For over a century the lawlessness of the frontier has been an integral part of America’s “western” literature. Normally, we think of such violence as taking place in the untamed cattle towns of the high prairies or the gold camps of the Rocky Mountains. But much of the violence associated with the frontier originated right here in Southwest Missouri. What is generally thought to be the first street shoot-out, for example, took place not in Dodge City, Kansas, or Tombstone, Arizona, but in Springfield, Missouri, when in 1865 Wild Bill Hickcock killed a man named David Tutt over a dispute dealing with a watch. The date is significant because the shoot-out occurred in the year the Civil War ended. And it was the Civil War which made Southwest Missouri a lawless no man’s land.
Pre-Civil War violence started in bloody Kansas as pro and anti-slavery advocates used intimidation and bloodshed to try to drive off settlers who opposed their views. Once the war started, the hatreds spilled over into continuous border violence in southern Missouri and northern Arkansas. Although a number of major battles took place in the two states, neither side wished to expend their limited resources on the frontier. Because of this, irregular armies began operating in the area. The most notorious perhaps was Quantrill’s Raiders, a group of cutthroats who terrorized Missouri and Kansas during the Civil War. In fact, they were so violent and unscrupulous that the Confederates, after originally encouraging Quantrill, would not formally commission him or support his activities. Though Quantrill was killed, other members of his gang went on to lives of violence after the war was over – characters like Frank and Jesse James and the Younger brothers.

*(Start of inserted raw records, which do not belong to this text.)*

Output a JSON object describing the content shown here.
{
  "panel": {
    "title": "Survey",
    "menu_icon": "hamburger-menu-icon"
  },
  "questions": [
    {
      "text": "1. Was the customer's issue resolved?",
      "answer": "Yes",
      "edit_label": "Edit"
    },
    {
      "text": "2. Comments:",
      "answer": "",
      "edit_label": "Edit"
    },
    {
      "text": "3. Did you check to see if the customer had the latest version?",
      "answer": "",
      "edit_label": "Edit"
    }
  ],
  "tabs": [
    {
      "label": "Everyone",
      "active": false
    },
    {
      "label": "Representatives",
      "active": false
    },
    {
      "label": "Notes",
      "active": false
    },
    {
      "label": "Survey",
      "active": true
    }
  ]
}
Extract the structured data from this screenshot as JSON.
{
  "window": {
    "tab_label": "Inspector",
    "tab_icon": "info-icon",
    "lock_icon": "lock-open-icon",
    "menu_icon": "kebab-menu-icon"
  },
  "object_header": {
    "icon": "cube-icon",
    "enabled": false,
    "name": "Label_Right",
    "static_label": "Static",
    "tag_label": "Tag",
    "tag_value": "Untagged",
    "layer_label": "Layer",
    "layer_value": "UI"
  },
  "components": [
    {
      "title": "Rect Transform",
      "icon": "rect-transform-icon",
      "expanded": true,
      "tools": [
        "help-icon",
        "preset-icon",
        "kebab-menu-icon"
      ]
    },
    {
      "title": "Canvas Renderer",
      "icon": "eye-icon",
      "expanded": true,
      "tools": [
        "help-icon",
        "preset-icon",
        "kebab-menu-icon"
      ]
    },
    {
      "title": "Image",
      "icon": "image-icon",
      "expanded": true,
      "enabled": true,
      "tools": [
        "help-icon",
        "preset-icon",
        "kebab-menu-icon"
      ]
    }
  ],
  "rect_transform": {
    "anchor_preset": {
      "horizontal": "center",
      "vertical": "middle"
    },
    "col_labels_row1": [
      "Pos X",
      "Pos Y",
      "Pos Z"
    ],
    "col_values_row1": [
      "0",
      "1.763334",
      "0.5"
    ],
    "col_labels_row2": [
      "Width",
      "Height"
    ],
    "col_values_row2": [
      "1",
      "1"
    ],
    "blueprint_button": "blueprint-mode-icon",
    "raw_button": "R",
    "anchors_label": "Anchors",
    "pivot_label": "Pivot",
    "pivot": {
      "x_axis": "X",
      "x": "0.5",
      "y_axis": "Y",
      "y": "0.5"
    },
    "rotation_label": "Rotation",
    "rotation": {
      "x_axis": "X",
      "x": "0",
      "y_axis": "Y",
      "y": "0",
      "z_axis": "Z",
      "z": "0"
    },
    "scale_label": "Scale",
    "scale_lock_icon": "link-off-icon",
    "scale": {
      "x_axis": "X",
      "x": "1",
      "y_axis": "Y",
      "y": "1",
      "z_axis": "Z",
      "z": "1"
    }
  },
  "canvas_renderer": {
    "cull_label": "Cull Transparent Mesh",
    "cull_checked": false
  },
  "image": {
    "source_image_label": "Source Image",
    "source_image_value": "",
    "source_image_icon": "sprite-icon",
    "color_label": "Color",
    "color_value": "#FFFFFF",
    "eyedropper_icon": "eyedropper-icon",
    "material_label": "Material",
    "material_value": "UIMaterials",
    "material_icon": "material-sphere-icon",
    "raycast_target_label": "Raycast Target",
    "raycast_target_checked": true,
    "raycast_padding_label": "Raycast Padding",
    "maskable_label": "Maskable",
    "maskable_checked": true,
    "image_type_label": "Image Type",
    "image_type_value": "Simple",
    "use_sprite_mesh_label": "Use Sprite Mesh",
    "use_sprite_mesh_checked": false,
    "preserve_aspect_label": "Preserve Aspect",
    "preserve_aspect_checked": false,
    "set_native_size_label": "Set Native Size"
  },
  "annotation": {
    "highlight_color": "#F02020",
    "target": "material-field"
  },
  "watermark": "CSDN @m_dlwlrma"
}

In the southwest Missouri and northwest Arkansas area any number of unscrupulous characters used the war as an excuse to prey on the defenseless women and children who were left behind when their men went off to fight. These ruthless gangsters, who came to be known as bushwhackers, used the chaos of the war as a cover for their crimes. Of these, the infamous Alf Bolin was one of the worst.
It is almost impossible for us to imagine the total devastation which prevailed in the no man’s land of the Arkansas-Missouri border during the Civil War. Family loyalties were commonly split, passions ran high, and murder and thievery were commonplace. As the war dragged on and towns on both sides of the border were occupied by alternating armies in succession, the devastation to the region accelerated. Towns like Forsyth, Missouri and Berryville, Arkansas were put to the torch. Families left the area by moving further north or south, seeking shelter not only from the opposing armies but from the bands of outlaws.
The war created radical dislocations even for years after it formally ended. In the vacuum of authority which followed the end of the war, many unsavory men seized control of civil authority. Justice was virtually non-existent, with a resultant lawlessness which plagued the area. When murder after murder went unpunished, vigilante organizations like the Bald Knobbers came into existence to impose law and order – and quickly established their own new brand of lawlessness.
While the years finally healed most of the wounds associated with the rift between Yankee and Reb, the Ozarks region has continued to be a place which because of its relatively remote and inaccessible nature has lured individuals escaping from the law, such as, the infamous outlaws Bonnie and Clyde, and the notorious gangster Jack Fleagle. So read on and learn about a few of the Ozarks historical villains and vigilantes.
NOTE: The previous excerpts are printed with permission from the book “In The Heart of Ozark Mountain Country”.